The image of the path is deeply resonant with my understanding of what it means to follow Jesus faithfully. There's something about walking boots, a rucksack, food and water for the journey that turns a mountain hike into something as spiritual as it is physical.
Hillwalking is the image of the hymn I chose for my Ordination. And the following of the path that is Christ informs the entire hymn, weaving obedience and trust, perseverance and grace, into a prayer of dedication to the journey, and the One who goes before.

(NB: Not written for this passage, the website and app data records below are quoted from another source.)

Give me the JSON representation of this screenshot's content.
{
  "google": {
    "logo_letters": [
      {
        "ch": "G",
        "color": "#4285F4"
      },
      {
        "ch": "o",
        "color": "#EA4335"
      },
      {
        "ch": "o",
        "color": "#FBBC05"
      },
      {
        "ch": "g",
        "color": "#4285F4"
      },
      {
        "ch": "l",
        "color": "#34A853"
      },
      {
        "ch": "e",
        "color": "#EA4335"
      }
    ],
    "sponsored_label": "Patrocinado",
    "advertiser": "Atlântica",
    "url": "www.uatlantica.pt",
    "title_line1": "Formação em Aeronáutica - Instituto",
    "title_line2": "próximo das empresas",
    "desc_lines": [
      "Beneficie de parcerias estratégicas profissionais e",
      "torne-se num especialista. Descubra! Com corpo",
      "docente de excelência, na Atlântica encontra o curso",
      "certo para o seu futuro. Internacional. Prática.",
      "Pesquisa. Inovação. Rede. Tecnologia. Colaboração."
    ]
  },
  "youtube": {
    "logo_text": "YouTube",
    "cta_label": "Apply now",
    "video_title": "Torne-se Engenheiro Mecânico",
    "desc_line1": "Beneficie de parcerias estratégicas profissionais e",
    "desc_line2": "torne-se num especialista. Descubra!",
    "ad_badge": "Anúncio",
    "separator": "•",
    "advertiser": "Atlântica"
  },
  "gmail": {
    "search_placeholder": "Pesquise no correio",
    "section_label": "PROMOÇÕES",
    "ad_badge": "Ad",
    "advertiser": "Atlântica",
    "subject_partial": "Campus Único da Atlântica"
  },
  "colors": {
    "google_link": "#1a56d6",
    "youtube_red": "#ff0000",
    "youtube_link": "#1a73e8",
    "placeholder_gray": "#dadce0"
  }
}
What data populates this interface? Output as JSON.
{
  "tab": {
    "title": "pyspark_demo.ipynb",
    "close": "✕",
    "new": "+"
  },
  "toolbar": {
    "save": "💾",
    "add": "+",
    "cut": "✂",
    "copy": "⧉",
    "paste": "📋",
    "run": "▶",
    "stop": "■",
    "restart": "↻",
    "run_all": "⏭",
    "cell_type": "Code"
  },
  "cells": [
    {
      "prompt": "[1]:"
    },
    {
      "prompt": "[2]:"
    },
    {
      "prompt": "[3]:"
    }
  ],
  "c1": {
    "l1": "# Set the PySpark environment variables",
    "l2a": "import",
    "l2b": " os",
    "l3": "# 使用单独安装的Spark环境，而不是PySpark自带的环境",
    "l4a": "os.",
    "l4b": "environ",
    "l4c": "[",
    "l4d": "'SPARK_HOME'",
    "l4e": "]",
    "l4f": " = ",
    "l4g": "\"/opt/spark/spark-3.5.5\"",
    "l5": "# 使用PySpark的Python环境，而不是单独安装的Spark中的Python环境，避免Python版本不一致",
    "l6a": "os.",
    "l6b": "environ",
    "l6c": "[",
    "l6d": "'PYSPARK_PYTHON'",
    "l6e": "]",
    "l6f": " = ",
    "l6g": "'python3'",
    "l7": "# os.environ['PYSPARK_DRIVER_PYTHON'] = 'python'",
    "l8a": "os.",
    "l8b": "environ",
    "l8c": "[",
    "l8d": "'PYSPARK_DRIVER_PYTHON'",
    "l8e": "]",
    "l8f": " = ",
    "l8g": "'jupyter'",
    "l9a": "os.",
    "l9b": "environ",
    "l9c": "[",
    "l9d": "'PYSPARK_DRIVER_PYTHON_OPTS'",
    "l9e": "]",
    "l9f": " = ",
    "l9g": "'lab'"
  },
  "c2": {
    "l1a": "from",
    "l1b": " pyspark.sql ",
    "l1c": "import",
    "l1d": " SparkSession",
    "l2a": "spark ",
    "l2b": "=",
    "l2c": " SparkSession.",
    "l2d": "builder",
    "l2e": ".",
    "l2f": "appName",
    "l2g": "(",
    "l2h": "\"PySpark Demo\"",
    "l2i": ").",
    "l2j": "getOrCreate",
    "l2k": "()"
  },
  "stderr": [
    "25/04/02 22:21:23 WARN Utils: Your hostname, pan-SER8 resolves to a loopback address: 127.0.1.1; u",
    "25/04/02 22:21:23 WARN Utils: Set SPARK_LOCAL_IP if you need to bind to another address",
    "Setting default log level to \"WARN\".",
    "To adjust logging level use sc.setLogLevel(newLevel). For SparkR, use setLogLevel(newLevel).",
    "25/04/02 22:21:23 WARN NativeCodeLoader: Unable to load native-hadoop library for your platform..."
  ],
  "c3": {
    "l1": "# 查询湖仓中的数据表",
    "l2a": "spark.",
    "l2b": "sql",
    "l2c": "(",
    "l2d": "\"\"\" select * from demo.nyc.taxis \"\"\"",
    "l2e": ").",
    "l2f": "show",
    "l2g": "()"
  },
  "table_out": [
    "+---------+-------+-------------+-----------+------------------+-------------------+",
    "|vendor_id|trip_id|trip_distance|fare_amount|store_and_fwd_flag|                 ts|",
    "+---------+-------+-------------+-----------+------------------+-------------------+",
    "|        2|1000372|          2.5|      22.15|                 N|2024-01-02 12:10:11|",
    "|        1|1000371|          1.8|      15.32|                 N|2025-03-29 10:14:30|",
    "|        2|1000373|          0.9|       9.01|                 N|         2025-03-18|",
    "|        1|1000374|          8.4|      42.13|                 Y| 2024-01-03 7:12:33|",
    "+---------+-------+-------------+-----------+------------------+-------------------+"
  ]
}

The photos were taken up Bennachie today, from the Mither Tap (1699 feet). Standing between the massive rocks, looking down onto the hill range below what you see is a visual image of "a long obedience in the same direction". Below is the first verse of the hymn, Christ of the Upward Way; it is followed by a favourite poem by the early 17th C poet Giles Fletcher. The first line of the stanza I quote has virtually been a Christian mantra at those times when my life hasn't been straightforward, the path isn't clear, the hill is rocky and the body is tired. But He has led me in right paths, for His name's sake. I've believed even when the evidence wasn't in, that "to trust in God with all my heart" is to find that he directs my paths. I have deep affinities with Benedictine spirituality and love the Rule of Benedict as a moderate, sensible framework for Christian obedience, and that first chapter which begins with the promise "I will run in the paths of your commandments.
No I'm not always consistent in practice; but Jesus said he was the way, the truth and the life, and his call to follow faithfully after him remains for me the homing call of the heart, the magnetic North of the soul, and the Gospel of reconciliation in Christ, remains the truth around which the mind finds its orbit, with the prayer, that, in the honesty and humility of a grace not mine, "every thought can be captive to Christ."
Christ of the upward way,my Guide divine,
Where Thou hast set Thy feet, may I place mine;
And move and march wherever Thou hast trod,
Keeping face forward up the hill of God.
Giles Fletcher, from his poem,
He is a path, if any be misled;
He is a robe, if any naked be;
If any chance to hunger, he is bread;
If any be a bondman, he is free;
If any be but weak, how strong is he!
To dead men life is he, to sick men health;
To blind men sight, and to the needy wealth—
A pleasure without loss, a treasure without stealth.